■ **MATERIAL FOR THE TASK**:
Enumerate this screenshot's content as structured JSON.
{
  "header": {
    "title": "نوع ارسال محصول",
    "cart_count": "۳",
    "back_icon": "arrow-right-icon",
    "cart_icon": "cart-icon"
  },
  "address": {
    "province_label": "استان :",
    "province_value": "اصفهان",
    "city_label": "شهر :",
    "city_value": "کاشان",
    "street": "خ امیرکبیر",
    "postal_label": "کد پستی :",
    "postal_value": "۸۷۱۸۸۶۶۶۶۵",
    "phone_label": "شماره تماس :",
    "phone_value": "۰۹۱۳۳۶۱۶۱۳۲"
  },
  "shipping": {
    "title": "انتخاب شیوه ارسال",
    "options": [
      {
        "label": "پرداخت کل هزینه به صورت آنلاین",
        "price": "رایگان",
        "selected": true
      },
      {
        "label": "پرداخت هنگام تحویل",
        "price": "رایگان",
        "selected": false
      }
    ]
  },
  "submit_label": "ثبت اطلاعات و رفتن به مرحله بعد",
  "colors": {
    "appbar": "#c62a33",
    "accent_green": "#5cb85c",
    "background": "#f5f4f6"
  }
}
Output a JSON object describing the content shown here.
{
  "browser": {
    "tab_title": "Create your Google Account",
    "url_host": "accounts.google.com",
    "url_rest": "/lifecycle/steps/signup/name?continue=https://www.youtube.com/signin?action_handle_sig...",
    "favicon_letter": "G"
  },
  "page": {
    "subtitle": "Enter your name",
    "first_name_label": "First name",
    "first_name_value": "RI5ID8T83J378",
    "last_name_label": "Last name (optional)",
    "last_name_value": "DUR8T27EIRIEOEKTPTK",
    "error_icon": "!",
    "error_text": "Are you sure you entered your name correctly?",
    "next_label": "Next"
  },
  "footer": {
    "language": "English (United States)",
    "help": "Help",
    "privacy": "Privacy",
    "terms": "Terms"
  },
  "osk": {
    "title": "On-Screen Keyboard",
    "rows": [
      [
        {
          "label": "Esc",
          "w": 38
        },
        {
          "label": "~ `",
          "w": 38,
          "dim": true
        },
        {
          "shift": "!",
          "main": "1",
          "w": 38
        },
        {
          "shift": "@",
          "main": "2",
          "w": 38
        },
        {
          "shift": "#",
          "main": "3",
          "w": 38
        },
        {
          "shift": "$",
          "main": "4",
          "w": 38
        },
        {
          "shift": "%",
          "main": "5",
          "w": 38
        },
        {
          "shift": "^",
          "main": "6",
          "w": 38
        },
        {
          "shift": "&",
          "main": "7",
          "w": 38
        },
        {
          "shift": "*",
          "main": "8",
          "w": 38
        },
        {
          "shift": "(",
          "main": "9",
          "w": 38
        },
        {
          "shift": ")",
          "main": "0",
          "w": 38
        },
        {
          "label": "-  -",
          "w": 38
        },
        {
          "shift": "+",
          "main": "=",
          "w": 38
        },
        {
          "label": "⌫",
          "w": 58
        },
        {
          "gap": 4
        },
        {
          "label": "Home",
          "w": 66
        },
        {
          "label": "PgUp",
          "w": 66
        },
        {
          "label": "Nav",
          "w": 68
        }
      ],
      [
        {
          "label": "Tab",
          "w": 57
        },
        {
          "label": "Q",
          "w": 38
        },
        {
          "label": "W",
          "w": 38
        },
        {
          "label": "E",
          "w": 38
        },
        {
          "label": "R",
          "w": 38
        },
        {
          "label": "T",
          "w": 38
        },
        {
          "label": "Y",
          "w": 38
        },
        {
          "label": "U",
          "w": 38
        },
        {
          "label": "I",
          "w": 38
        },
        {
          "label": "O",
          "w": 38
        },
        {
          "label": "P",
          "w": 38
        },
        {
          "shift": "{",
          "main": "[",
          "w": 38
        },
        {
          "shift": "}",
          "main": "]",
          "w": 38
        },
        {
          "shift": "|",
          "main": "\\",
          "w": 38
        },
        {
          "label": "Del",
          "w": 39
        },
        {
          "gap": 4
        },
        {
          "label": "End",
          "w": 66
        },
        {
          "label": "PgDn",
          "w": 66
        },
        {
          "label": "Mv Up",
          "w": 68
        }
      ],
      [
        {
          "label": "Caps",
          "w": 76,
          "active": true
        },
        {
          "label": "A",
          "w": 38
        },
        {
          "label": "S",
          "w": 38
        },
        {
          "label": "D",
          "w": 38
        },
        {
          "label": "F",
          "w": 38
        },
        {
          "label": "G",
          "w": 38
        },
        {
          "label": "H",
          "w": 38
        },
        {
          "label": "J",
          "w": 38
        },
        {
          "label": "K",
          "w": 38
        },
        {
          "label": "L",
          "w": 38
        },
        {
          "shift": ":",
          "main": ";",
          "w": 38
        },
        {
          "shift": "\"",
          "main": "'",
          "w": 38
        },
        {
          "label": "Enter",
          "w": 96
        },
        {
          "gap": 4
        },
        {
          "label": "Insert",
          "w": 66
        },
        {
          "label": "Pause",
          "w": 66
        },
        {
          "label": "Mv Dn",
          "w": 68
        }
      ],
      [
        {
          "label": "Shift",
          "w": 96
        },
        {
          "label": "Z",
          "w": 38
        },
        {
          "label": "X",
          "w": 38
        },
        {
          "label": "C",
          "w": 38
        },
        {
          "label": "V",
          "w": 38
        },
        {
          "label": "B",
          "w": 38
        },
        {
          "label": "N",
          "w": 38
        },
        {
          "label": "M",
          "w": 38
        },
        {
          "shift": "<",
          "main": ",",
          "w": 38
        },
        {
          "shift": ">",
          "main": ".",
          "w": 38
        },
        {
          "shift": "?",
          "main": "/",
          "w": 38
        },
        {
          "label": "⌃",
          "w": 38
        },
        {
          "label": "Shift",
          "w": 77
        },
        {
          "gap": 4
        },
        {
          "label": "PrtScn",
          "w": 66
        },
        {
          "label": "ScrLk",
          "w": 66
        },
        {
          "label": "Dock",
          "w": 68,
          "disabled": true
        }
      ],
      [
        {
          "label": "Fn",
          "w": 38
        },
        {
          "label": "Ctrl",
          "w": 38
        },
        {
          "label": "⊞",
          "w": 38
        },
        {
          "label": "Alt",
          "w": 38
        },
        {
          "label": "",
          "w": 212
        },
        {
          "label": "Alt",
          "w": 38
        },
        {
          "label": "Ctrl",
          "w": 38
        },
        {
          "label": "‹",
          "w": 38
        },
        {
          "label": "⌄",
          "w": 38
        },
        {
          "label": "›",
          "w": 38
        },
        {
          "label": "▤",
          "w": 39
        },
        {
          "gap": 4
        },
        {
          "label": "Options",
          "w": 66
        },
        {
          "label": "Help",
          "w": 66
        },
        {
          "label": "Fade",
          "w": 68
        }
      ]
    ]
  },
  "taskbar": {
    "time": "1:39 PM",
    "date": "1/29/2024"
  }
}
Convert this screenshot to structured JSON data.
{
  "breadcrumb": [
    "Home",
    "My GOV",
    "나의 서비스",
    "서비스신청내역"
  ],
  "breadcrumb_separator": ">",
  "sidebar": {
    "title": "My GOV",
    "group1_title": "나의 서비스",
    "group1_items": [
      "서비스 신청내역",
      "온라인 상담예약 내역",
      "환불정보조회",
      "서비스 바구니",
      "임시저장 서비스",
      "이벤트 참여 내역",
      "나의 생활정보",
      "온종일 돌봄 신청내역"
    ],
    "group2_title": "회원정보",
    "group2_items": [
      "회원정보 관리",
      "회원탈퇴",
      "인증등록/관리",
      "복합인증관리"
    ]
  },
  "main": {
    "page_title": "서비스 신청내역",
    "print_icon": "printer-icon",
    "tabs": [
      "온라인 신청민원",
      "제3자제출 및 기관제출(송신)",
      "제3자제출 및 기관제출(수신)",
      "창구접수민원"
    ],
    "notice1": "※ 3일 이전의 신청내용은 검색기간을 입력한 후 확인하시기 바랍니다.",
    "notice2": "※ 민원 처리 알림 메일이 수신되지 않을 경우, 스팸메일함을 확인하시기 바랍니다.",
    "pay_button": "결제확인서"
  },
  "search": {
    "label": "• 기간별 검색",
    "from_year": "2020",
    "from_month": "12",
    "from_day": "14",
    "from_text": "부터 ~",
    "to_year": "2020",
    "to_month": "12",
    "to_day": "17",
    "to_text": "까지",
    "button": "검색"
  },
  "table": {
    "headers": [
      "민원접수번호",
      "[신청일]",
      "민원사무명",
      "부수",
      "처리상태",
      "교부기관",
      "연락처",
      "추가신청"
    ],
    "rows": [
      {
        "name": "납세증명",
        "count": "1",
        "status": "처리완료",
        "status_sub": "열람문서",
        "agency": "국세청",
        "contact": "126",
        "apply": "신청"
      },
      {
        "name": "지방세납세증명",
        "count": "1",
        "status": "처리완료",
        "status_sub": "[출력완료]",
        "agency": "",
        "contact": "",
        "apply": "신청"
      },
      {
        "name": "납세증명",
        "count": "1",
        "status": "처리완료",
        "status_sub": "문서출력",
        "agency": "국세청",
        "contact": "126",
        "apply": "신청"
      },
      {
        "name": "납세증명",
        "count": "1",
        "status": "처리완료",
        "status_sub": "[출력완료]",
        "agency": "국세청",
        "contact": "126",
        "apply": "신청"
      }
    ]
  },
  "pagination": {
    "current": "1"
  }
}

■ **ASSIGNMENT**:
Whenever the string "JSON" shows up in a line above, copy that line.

■ **YOUR RESPONSE**:
Enumerate this screenshot's content as structured JSON.
Output a JSON object describing the content shown here.
Convert this screenshot to structured JSON data.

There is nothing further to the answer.